====== Given entries
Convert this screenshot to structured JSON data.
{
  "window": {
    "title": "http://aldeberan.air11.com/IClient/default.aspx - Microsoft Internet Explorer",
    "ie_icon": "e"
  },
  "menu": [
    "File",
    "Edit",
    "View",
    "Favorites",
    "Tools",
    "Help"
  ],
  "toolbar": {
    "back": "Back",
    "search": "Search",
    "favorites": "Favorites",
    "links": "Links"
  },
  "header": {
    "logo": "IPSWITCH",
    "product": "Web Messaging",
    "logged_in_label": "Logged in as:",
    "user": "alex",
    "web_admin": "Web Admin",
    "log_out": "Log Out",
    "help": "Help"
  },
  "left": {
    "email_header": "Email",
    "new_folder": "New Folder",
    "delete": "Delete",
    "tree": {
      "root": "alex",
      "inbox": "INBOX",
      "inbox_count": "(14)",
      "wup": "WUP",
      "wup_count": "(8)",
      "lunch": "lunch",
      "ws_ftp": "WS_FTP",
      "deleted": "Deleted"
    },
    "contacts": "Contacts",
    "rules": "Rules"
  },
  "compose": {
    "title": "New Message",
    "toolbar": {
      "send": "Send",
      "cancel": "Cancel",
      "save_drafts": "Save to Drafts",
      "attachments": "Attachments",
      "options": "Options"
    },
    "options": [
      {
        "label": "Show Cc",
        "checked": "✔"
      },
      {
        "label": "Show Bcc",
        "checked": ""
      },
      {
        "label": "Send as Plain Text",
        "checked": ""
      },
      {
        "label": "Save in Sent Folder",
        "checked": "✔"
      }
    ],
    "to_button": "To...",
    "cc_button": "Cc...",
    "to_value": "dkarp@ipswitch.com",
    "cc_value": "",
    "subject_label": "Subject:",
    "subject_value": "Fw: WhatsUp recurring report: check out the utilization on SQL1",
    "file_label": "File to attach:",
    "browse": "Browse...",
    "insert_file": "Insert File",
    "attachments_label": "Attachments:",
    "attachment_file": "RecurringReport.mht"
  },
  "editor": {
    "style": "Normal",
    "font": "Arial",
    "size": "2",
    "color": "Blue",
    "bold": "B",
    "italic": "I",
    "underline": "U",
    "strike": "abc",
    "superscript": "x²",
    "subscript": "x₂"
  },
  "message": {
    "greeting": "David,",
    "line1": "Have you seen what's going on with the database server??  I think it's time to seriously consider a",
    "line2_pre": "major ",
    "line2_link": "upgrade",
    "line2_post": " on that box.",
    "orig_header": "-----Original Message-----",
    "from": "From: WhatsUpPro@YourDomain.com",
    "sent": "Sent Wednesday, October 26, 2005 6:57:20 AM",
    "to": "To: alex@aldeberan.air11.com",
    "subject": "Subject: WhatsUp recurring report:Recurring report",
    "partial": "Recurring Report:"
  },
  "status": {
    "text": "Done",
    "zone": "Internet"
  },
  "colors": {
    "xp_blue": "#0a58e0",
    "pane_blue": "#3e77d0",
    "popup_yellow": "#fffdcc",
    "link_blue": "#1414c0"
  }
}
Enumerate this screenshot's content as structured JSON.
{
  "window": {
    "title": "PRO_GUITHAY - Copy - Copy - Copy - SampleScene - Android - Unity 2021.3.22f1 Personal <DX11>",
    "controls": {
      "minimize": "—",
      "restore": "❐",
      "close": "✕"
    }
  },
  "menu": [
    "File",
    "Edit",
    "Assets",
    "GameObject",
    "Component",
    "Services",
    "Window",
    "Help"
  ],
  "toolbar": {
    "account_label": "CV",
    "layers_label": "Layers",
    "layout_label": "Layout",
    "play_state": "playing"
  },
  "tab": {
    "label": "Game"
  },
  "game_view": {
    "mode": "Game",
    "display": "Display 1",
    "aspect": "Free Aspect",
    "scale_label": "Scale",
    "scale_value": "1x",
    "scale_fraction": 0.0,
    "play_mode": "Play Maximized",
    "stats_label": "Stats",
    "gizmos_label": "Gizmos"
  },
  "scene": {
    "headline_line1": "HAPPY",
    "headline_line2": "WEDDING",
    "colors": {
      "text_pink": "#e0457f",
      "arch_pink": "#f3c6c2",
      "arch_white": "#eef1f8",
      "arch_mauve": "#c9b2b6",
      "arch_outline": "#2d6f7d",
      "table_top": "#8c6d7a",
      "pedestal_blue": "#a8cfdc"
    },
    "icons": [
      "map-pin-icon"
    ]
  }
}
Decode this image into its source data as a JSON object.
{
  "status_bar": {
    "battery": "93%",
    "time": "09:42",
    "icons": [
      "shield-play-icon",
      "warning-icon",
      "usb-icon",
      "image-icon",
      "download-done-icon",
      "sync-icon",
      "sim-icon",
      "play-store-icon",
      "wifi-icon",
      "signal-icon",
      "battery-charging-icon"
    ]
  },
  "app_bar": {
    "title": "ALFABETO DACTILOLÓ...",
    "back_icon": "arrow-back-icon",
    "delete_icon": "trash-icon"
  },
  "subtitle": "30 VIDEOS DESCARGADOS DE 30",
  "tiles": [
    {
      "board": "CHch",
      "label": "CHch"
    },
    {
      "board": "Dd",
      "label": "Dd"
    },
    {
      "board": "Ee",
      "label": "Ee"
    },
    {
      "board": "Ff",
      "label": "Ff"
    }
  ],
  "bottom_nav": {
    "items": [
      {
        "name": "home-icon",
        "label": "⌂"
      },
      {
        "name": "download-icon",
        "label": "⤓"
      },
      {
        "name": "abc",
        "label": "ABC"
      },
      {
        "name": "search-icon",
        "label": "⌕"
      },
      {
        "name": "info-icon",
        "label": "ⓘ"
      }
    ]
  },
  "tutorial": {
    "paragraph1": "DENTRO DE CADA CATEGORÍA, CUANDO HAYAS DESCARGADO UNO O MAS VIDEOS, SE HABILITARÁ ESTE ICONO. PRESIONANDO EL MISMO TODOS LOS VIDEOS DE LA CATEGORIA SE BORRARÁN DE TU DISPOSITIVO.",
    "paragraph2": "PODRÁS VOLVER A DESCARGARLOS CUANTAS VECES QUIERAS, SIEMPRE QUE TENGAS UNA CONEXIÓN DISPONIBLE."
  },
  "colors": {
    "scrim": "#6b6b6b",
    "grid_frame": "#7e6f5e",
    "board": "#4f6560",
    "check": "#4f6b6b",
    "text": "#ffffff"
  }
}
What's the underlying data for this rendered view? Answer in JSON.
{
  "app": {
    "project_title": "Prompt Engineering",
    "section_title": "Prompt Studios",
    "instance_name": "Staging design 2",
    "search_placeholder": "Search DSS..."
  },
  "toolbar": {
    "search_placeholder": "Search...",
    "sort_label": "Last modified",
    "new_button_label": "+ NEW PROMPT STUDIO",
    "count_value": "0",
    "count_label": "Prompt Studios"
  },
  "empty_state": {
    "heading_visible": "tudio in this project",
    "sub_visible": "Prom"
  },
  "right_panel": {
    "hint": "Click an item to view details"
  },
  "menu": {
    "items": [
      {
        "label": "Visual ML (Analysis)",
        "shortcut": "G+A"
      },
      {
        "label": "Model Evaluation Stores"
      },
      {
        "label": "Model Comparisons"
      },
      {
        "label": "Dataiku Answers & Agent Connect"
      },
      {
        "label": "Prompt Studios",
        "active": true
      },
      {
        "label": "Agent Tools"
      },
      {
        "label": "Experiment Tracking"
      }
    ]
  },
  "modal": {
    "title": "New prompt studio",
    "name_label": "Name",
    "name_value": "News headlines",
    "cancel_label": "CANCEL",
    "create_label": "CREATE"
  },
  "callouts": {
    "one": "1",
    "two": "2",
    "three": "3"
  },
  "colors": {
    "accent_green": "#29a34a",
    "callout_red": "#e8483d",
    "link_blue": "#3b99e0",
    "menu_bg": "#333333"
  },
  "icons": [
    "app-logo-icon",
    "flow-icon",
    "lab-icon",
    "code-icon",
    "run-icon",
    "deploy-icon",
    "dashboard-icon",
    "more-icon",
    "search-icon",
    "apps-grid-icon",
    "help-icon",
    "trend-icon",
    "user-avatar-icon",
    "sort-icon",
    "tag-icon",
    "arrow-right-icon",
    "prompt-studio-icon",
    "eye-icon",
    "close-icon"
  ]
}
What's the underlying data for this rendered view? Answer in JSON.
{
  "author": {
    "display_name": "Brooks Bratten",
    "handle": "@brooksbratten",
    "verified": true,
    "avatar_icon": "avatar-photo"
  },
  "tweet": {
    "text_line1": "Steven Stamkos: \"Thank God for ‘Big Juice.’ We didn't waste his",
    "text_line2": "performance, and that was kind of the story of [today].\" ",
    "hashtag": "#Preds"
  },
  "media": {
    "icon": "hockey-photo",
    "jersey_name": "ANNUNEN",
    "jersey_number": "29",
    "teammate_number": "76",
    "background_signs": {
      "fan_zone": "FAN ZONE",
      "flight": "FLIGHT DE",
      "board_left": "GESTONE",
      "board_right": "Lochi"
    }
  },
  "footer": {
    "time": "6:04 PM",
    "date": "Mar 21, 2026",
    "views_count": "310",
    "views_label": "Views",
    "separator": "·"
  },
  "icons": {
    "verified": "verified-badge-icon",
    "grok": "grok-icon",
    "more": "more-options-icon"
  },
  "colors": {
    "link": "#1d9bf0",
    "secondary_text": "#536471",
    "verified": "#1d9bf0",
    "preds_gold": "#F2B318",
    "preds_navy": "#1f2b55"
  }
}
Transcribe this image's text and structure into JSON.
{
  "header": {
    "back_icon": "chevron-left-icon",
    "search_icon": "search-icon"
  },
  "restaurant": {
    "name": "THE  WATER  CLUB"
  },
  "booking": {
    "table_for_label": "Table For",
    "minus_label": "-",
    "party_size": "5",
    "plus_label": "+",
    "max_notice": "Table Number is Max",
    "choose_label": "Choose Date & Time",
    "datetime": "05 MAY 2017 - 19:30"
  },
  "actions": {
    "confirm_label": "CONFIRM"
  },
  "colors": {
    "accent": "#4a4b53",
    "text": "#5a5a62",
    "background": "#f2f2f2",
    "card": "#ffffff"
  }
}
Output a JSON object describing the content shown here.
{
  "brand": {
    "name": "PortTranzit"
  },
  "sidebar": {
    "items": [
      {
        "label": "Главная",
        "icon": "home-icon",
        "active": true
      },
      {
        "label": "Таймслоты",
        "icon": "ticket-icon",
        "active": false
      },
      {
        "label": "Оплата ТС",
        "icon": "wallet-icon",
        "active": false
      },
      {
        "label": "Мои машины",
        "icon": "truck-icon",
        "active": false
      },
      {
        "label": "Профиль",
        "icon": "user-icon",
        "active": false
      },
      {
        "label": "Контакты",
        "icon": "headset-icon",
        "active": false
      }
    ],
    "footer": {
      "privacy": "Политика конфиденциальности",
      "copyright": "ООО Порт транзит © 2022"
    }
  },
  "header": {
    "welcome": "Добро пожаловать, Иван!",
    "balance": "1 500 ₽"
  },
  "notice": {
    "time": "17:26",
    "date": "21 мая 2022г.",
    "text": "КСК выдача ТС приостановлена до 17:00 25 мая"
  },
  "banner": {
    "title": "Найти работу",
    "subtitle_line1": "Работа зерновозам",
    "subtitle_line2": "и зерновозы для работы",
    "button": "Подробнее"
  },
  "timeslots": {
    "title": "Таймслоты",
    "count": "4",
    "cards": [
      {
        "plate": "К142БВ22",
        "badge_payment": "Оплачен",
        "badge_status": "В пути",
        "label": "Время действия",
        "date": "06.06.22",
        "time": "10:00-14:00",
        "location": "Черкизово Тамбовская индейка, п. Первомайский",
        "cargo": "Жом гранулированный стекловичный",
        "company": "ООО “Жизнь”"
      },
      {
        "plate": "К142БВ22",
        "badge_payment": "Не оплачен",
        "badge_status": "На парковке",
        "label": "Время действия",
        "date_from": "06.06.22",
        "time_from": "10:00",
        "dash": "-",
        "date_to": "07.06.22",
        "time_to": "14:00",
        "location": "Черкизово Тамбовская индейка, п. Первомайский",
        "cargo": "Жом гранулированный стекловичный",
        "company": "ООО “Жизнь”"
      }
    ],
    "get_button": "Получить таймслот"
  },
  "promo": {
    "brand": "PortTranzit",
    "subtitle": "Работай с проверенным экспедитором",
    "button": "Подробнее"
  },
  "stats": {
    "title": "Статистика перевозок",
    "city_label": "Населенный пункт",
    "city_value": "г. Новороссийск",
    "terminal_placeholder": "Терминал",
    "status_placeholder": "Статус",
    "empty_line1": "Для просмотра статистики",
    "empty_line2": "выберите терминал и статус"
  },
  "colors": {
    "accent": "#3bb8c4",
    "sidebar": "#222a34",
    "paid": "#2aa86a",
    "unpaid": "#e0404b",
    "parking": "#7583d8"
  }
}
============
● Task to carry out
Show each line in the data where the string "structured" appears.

● Your response
Convert this screenshot to structured JSON data.
Enumerate this screenshot's content as structured JSON.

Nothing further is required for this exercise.